We began in Pune in 2016 and after two editions in namma Bengaluru, we’re delighted to come full circle back to apla Pune (and all those delicious bakarwadis and modaks).
As India’s premiere Clojure and ClojureScript conference, we strive to facilitate the free exchange of ideas between new and experienced programmers alike.
Over the years, IN/Clojure has served as a platform to kickstart a series of Clojure workshops and meet-ups across the country. And it has helped attendees make a strong case for Clojure, and Clojurescript adoption in their companies.
We believe that this edition of the conference, like previous editions will foster the growing Clojure community in Asia.
Who should attend?

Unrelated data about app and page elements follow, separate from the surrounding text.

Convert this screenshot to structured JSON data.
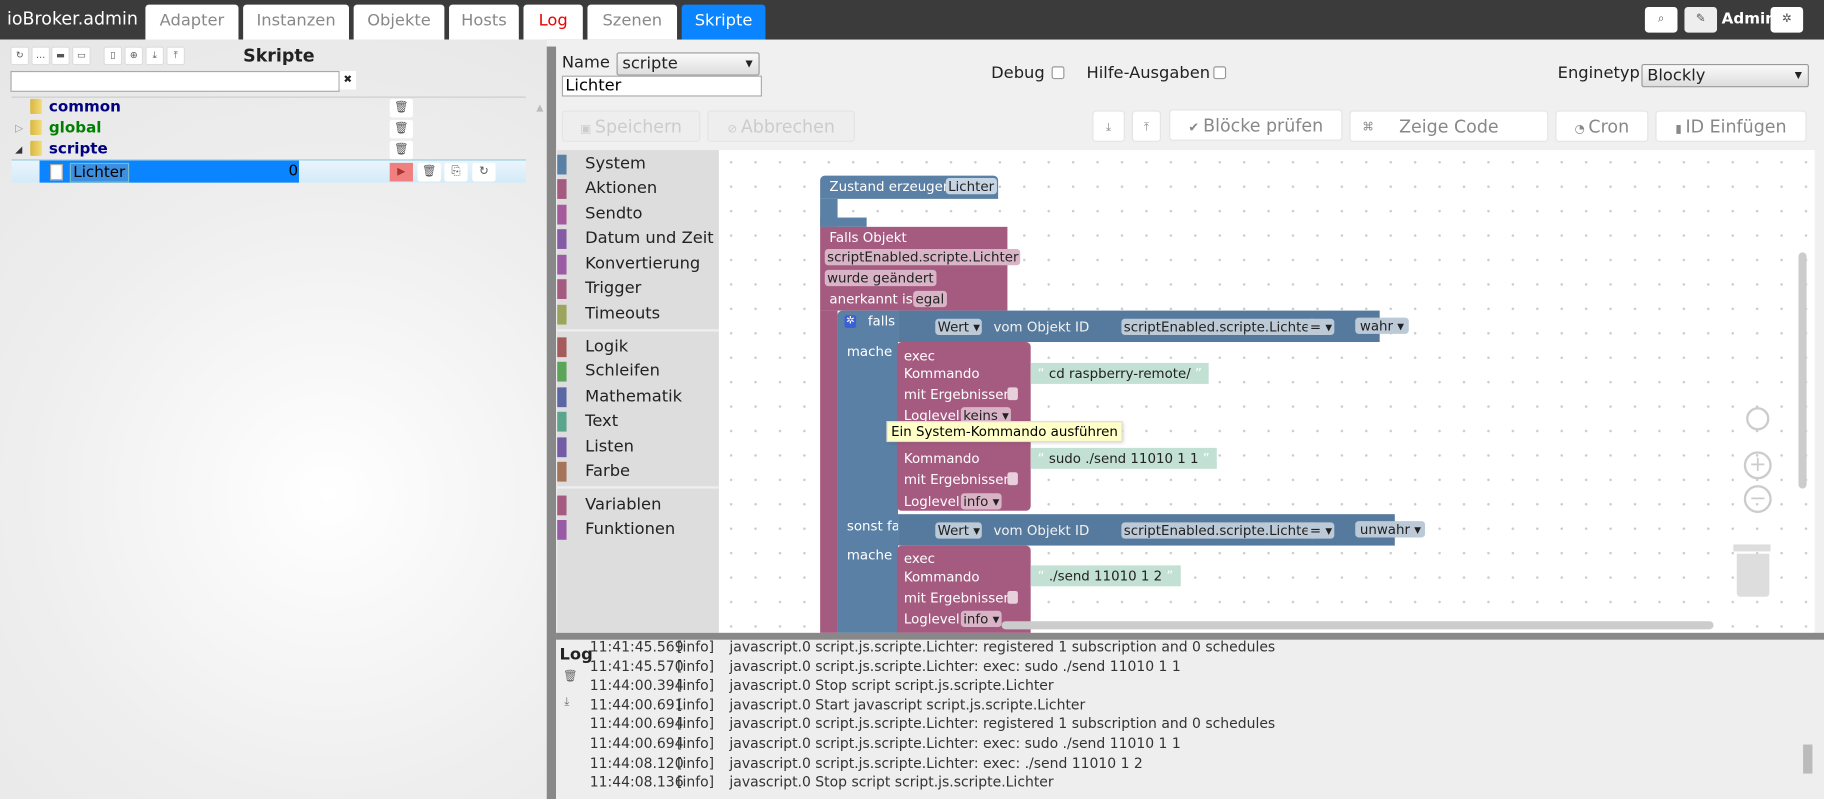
{
  "app": {
    "title": "ioBroker.admin",
    "user": "Admin"
  },
  "tabs": [
    {
      "label": "Adapter"
    },
    {
      "label": "Instanzen"
    },
    {
      "label": "Objekte"
    },
    {
      "label": "Hosts"
    },
    {
      "label": "Log"
    },
    {
      "label": "Szenen"
    },
    {
      "label": "Skripte"
    }
  ],
  "colors": {
    "accent": "#0a84ff",
    "log_tab": "#ee0000",
    "topbar": "#3b3b3b",
    "block_blue": "#5b80a5",
    "block_magenta": "#a55b80"
  },
  "left": {
    "title": "Skripte",
    "search_placeholder": "",
    "clear": "✖",
    "tree": [
      {
        "name": "common",
        "color": "#000080"
      },
      {
        "name": "global",
        "color": "#008000"
      },
      {
        "name": "scripte",
        "color": "#000080"
      }
    ],
    "selected": {
      "name": "Lichter",
      "value": "0"
    }
  },
  "editor": {
    "name_label": "Name",
    "folder": "scripte",
    "script_name": "Lichter",
    "debug_label": "Debug",
    "help_label": "Hilfe-Ausgaben",
    "engine_label": "Enginetyp",
    "engine": "Blockly",
    "buttons": {
      "save": "Speichern",
      "cancel": "Abbrechen",
      "check": "Blöcke prüfen",
      "code": "Zeige Code",
      "cron": "Cron",
      "id": "ID Einfügen"
    }
  },
  "toolbox": [
    [
      "System",
      "#5b80a5"
    ],
    [
      "Aktionen",
      "#a55b80"
    ],
    [
      "Sendto",
      "#a55b9b"
    ],
    [
      "Datum und Zeit",
      "#845ba5"
    ],
    [
      "Konvertierung",
      "#9b5ba5"
    ],
    [
      "Trigger",
      "#a55b80"
    ],
    [
      "Timeouts",
      "#9ba55b"
    ],
    [
      "Logik",
      "#a55b5b"
    ],
    [
      "Schleifen",
      "#5ba55b"
    ],
    [
      "Mathematik",
      "#5b67a5"
    ],
    [
      "Text",
      "#5ba58c"
    ],
    [
      "Listen",
      "#745ba5"
    ],
    [
      "Farbe",
      "#a5745b"
    ],
    [
      "Variablen",
      "#a55b80"
    ],
    [
      "Funktionen",
      "#995ba5"
    ]
  ],
  "blocks": {
    "create": {
      "label": "Zustand erzeugen",
      "value": "Lichter"
    },
    "trigger": {
      "label": "Falls Objekt",
      "oid": "scriptEnabled.scripte.Lichter",
      "event": "wurde geändert",
      "ack_label": "anerkannt ist",
      "ack": "egal"
    },
    "if": {
      "falls": "falls",
      "mache": "mache",
      "sonst": "sonst falls",
      "wert": "Wert",
      "vom": "vom Objekt ID",
      "oid": "scriptEnabled.scripte.Lichter",
      "op": "=",
      "val1": "wahr",
      "val2": "unwahr"
    },
    "exec": {
      "title": "exec",
      "cmd_label": "Kommando",
      "res_label": "mit Ergebnissen",
      "log_label": "Loglevel",
      "cmd1": "cd raspberry-remote/",
      "log1": "keins",
      "cmd2": "sudo ./send 11010 1 1",
      "log2": "info",
      "cmd3": "./send 11010 1 2",
      "log3": "info"
    },
    "tooltip": "Ein System-Kommando ausführen"
  },
  "log": {
    "title": "Log",
    "lines": [
      [
        "11:41:45.569",
        "[info]",
        "javascript.0 script.js.scripte.Lichter: registered 1 subscription and 0 schedules"
      ],
      [
        "11:41:45.570",
        "[info]",
        "javascript.0 script.js.scripte.Lichter: exec: sudo ./send 11010 1 1"
      ],
      [
        "11:44:00.394",
        "[info]",
        "javascript.0 Stop script script.js.scripte.Lichter"
      ],
      [
        "11:44:00.691",
        "[info]",
        "javascript.0 Start javascript script.js.scripte.Lichter"
      ],
      [
        "11:44:00.694",
        "[info]",
        "javascript.0 script.js.scripte.Lichter: registered 1 subscription and 0 schedules"
      ],
      [
        "11:44:00.694",
        "[info]",
        "javascript.0 script.js.scripte.Lichter: exec: sudo ./send 11010 1 1"
      ],
      [
        "11:44:08.120",
        "[info]",
        "javascript.0 script.js.scripte.Lichter: exec: ./send 11010 1 2"
      ],
      [
        "11:44:08.136",
        "[info]",
        "javascript.0 Stop script script.js.scripte.Lichter"
      ]
    ]
  }
}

Whether you are knee-deep writing macros that write macros, or struggling to escape the beginner’s plateau, or wondering if/why/how to adopt Clojure in your organization, or are in it purely for the joy of learning, IN/Clojure is the event bringing together a great mix of Clojure/Script masters, practitioners, and newcomers from across India and beyond.
We welcome you to join nearly 149 other people and...
- Speak: CFP is open till 20 Jan 2020.
- Learn: We run two all-day hands-on Clojure workshops. Check 'em out here.
- Converse: Derive some sweet cerebral expansion from the talks, the tweetstorms, and the “hallway tracks”.
- Inspire: Trade notes, ideas, tools, and techniques with new and experienced Clojure programmers alike (photostream).
- Be Inspired : Start that project, that meetup, that hack night, that business, that beautiful work of art.
- Sponsor: Help foster the growing Clojure and FP community in India/Asia.
- Network: Meet seasoned practitioners and awesome sponsors (listed below). Hire or get hired. Acquire or get acquired ;-)
- Grab: Some cool swag, and some fun swag, and some zany swag.
- Party: Eat, drink, and make merry with some of the nicest people around.
Plus, this year we enjoy the company of the perennially effervescent Bozhidar Batsov; prolific Clojurist, Emacs fanatic, maintainer of CIDER, and Lisp hacker extraordinaire.
(Oh, and tickets are going, going, going... grab yours while stocks last.)
#Speaker travel support
The power of meta
Programs are read by Humans and run by Machines.
Machines care only about correctness and performance of the program, nothing else. However, to humans, Readability and Reasonability of the programs matter the most, beyond just correctness and performance. Developers are not just consuming programs in parts, but also as a whole within a system. Therefore, code volume, function names, programming language, and every other aspect of the system that we can think of, matters.
Prof. Hal Abelson, who co-authored “Structure and Interpretation of Computer Programs” once said: Programs must be written for people to read, and only incidentally for machines to execute.
Developers are responsible for maintaining and extending systems. In order to do so, programs must be readable and simple to reason about, both in parts and as a whole. Clojure’s
meta capability is a great enabler in achieving the readability and reasonability of programs. Clojure’s
meta is a Clojure
map, exposing all possible ways to be consumed by humans and other programs. This opens up possibilities in the domain of dev-tools, api-docs, rich human-readable annotations, and other creative use-cases. I believe that
meta is one of the most under-used and under-appreciated (by majority) features of Clojure. My talk explores ways in which
meta can help us produce programs that are readable and simple to reason about.
I will briefly cover Meta 101, followed by discussing the following topics in terms of how
meta can empower a developer in each of the areas:
- Compiler hints
- Documentation (Not just docstrings)
- Readability and Reasonability
I am a Clojure developer at Ventur8. I work on language design and implementation, and distributed platforms. At Ventur8, we are building a programming language and its support systems (such as runtime, platforms, and dev-tools), which help developers focus on writing just business logic, and not worry about non-essential aspects such as DevOps.